In its first year under bankruptcy protection, American Airlines' parent company, AMR Corp., has accomplished quite a bit.
It has renegotiated leases on hundreds of aircraft and terminated leases on less-fuel-efficient planes. The carrier has also reached new labor agreements with all of its union groups such as pilots, flight attendants, mechanics and ground workers.
It also agreed to freeze its pension plans instead of terminating them and turning over control to the Pension Benefit Guaranty Corp.
And while these moves are part of the restructuring plan AMR has yet to file with the bankruptcy court, the Fort Worth-based company has announced a few other plans that management believes will help American compete more effectively with United Continental and Delta Air Lines.
In May, American unveiled plans to retrofit all of its Boeing 777-200ERs and half of its Boeing 767-300ERs with lie-flat business-class seats, new entertainment systems and "main cabin extra" seats with more leg room. The carrier said the retrofit is scheduled to begin in 2014 and it will cost several hundred million dollars to complete the project.
In September, AMR contracted with regional carrier SkyWest to fly 23 regional jets under the American Eagle brand name, operating out of Los Angeles and Dallas/Fort Worth. As part of its restructuring, AMR wants to use other regional carriers to lower its operating costs.
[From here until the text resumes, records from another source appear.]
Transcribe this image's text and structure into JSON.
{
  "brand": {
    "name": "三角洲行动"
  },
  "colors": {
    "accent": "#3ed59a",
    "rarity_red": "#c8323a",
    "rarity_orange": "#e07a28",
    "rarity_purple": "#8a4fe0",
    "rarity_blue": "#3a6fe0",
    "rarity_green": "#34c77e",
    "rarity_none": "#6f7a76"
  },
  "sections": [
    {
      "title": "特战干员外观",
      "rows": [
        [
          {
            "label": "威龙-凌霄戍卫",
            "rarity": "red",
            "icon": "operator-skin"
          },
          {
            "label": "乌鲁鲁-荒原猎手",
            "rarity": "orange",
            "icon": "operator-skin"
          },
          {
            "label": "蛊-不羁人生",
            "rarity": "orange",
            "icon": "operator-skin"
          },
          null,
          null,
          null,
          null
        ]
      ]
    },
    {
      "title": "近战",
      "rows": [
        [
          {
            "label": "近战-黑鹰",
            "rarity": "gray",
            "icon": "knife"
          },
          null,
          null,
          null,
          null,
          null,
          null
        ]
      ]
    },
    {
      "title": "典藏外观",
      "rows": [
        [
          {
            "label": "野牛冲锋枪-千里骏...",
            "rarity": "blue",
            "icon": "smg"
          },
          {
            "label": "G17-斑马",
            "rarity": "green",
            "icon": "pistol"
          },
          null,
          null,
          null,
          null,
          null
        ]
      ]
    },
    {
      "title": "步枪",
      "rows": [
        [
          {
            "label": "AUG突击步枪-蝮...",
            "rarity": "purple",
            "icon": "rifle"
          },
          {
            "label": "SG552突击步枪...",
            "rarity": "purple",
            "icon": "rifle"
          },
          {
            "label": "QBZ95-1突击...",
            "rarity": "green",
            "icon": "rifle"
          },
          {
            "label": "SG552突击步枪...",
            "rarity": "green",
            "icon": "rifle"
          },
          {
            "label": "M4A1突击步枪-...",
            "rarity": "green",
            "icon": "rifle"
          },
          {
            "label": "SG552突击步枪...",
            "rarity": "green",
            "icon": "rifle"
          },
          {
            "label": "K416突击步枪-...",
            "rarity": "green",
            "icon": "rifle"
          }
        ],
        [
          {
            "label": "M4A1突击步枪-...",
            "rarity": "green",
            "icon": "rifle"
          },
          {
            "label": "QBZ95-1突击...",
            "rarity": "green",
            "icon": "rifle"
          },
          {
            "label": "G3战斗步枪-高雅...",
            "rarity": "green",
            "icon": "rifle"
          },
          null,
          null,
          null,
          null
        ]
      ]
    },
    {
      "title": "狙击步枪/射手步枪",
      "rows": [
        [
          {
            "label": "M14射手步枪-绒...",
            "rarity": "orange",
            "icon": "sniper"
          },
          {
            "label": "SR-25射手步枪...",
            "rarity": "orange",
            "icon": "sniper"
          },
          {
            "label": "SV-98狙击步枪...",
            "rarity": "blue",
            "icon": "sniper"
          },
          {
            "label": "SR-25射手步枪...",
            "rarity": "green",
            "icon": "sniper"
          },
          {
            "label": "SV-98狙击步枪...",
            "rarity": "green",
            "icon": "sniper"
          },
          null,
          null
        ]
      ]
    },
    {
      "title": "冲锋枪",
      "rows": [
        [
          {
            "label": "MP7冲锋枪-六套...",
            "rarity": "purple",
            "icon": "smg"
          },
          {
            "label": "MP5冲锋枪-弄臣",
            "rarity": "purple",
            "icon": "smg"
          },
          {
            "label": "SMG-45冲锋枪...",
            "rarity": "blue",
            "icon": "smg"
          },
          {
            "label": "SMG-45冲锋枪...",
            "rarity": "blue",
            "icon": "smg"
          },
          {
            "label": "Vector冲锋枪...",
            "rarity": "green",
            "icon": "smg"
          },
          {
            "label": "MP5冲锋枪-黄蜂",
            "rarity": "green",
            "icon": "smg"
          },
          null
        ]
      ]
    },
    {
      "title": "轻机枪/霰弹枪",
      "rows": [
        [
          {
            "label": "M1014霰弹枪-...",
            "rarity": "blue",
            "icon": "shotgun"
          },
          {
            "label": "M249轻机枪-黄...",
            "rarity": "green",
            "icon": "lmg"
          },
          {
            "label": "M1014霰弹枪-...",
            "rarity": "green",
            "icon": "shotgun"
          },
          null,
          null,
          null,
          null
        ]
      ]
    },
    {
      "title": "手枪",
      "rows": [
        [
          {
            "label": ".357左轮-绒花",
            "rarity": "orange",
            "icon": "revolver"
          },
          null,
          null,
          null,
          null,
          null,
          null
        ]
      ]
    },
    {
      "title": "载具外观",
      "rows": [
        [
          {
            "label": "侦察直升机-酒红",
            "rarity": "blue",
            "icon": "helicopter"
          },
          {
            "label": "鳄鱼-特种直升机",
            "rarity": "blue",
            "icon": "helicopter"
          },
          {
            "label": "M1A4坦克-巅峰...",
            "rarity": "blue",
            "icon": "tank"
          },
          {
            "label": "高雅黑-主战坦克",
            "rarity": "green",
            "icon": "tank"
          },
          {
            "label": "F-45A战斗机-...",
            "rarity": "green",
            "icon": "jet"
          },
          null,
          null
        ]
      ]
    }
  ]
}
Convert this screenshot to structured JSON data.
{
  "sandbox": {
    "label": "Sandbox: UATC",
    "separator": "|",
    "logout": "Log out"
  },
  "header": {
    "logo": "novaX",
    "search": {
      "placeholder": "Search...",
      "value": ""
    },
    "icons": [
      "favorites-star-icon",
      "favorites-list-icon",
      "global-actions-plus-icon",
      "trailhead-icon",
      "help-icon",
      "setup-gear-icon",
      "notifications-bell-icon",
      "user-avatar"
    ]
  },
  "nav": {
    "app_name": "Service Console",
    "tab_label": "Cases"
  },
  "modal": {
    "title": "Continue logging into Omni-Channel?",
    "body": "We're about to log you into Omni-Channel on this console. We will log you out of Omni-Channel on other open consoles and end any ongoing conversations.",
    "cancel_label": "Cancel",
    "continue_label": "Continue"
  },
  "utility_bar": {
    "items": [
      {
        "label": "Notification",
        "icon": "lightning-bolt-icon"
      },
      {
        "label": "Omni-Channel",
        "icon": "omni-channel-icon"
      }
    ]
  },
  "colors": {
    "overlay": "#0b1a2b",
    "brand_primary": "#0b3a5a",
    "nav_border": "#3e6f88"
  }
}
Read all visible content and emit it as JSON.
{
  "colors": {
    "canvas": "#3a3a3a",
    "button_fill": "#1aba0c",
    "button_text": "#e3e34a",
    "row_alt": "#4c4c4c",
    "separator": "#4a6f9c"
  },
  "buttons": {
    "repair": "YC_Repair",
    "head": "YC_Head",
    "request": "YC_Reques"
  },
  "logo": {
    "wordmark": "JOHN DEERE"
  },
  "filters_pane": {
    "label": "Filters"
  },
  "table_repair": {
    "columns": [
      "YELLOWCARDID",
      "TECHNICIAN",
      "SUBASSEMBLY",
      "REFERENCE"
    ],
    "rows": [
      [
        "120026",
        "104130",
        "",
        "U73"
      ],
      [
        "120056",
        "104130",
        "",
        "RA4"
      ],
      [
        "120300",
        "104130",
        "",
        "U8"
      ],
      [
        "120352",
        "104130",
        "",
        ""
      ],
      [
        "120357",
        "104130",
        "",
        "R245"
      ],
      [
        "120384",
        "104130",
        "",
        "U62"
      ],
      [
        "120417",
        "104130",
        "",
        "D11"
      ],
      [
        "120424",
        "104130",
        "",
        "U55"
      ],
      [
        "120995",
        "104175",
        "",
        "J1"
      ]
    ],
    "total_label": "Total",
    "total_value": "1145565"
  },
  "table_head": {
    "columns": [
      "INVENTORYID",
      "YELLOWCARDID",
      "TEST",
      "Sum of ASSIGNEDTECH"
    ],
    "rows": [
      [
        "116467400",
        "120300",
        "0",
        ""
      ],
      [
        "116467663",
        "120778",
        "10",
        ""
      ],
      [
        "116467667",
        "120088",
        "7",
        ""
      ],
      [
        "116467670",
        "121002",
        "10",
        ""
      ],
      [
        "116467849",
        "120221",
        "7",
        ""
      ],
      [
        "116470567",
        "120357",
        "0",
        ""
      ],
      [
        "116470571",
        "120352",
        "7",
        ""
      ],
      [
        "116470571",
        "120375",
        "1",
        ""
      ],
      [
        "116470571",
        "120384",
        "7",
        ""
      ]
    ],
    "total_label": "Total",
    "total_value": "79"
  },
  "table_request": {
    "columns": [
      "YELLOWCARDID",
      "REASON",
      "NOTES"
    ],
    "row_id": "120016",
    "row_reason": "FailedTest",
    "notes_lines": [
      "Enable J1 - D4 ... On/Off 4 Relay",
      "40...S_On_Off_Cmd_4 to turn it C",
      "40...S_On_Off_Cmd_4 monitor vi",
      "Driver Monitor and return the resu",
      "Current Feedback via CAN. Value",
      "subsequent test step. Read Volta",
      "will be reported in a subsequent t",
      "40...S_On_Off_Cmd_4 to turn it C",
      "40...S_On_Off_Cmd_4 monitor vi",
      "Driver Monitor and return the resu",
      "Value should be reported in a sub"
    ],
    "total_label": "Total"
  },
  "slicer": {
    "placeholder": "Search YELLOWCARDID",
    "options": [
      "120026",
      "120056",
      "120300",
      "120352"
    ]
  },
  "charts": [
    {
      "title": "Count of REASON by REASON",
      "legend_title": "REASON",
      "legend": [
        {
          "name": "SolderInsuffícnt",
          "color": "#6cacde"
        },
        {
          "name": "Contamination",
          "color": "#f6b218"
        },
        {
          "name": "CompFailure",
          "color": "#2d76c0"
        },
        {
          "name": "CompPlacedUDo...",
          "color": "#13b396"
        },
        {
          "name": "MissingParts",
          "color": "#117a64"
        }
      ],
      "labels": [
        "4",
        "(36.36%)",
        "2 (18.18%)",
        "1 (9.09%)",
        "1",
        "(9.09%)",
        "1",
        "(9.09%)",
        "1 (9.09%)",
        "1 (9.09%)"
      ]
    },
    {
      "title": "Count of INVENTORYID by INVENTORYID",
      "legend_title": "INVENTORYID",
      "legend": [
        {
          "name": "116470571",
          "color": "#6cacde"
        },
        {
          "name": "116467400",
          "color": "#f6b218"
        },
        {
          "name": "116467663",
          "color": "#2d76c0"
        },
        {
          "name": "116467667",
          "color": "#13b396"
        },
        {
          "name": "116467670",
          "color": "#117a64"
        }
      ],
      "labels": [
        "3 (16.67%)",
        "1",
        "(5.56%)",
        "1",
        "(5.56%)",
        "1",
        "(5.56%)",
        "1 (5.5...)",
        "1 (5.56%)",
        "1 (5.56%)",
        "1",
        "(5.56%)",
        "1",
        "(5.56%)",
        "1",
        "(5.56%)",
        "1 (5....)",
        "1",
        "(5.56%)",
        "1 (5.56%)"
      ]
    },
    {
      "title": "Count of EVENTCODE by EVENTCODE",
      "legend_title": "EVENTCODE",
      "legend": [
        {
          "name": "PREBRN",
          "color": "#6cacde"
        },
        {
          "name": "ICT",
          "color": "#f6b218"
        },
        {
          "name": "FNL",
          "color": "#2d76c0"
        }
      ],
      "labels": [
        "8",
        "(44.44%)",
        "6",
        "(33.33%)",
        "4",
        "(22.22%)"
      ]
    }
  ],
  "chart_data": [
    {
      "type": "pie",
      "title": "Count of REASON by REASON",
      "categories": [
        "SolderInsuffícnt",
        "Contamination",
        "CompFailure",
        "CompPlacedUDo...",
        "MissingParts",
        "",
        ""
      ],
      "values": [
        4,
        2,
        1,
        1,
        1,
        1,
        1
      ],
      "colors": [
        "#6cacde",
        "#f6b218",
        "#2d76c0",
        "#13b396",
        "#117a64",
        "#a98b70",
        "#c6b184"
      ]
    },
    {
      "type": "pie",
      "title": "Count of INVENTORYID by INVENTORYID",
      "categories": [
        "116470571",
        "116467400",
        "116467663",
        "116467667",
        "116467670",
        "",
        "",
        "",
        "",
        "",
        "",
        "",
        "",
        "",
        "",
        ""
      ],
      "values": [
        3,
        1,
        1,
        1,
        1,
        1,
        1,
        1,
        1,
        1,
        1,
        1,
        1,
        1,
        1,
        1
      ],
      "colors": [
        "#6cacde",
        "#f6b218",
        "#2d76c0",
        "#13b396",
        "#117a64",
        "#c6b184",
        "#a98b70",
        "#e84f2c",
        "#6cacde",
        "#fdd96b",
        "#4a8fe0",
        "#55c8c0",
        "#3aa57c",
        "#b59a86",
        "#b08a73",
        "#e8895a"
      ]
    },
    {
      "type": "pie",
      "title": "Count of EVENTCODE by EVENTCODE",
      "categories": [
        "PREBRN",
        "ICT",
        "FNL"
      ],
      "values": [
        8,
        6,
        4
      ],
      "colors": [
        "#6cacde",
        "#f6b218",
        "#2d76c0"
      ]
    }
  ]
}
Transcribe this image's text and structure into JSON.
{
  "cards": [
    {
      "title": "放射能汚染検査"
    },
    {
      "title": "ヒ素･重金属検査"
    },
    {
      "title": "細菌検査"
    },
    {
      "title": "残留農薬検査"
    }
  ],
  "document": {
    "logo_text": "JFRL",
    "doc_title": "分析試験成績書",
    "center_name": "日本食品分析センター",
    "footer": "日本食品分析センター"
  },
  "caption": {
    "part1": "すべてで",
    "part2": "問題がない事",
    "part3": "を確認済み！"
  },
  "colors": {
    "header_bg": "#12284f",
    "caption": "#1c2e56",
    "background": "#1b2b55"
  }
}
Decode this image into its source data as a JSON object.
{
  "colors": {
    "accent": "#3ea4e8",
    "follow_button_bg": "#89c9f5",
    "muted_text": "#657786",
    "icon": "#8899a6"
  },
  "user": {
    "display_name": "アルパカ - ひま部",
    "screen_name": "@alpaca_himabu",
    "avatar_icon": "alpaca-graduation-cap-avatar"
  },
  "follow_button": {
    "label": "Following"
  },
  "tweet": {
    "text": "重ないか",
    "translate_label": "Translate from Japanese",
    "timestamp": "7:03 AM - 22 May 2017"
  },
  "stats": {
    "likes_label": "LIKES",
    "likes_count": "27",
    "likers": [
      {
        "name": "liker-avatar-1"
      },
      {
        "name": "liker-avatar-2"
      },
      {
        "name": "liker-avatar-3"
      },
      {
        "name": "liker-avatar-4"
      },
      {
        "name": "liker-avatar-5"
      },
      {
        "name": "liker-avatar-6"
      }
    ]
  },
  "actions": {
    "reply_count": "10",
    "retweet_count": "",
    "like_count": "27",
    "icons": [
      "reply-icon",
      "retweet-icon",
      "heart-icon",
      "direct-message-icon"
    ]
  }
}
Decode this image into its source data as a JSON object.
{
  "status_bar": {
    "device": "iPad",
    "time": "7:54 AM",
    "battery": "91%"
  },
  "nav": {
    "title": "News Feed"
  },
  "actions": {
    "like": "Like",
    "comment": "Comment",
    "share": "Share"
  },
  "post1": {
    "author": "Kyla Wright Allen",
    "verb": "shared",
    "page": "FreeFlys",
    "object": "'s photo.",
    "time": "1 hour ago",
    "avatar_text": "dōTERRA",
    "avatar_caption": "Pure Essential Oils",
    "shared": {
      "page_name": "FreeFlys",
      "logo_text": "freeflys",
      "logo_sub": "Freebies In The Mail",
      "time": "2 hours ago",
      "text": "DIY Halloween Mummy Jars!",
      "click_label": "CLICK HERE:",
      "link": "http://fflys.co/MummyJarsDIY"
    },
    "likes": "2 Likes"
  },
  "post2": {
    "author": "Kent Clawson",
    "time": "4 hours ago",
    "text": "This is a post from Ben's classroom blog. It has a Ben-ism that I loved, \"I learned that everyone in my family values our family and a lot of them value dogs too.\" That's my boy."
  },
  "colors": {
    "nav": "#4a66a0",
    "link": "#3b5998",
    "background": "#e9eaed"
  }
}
And in November, American settled its two-year dispute over ticket booking fees with Sabre Holdings. The settlement allows American to continue marketing its Direct Connect software to travel agents and includes a payment of an unspecified amount from Sabre.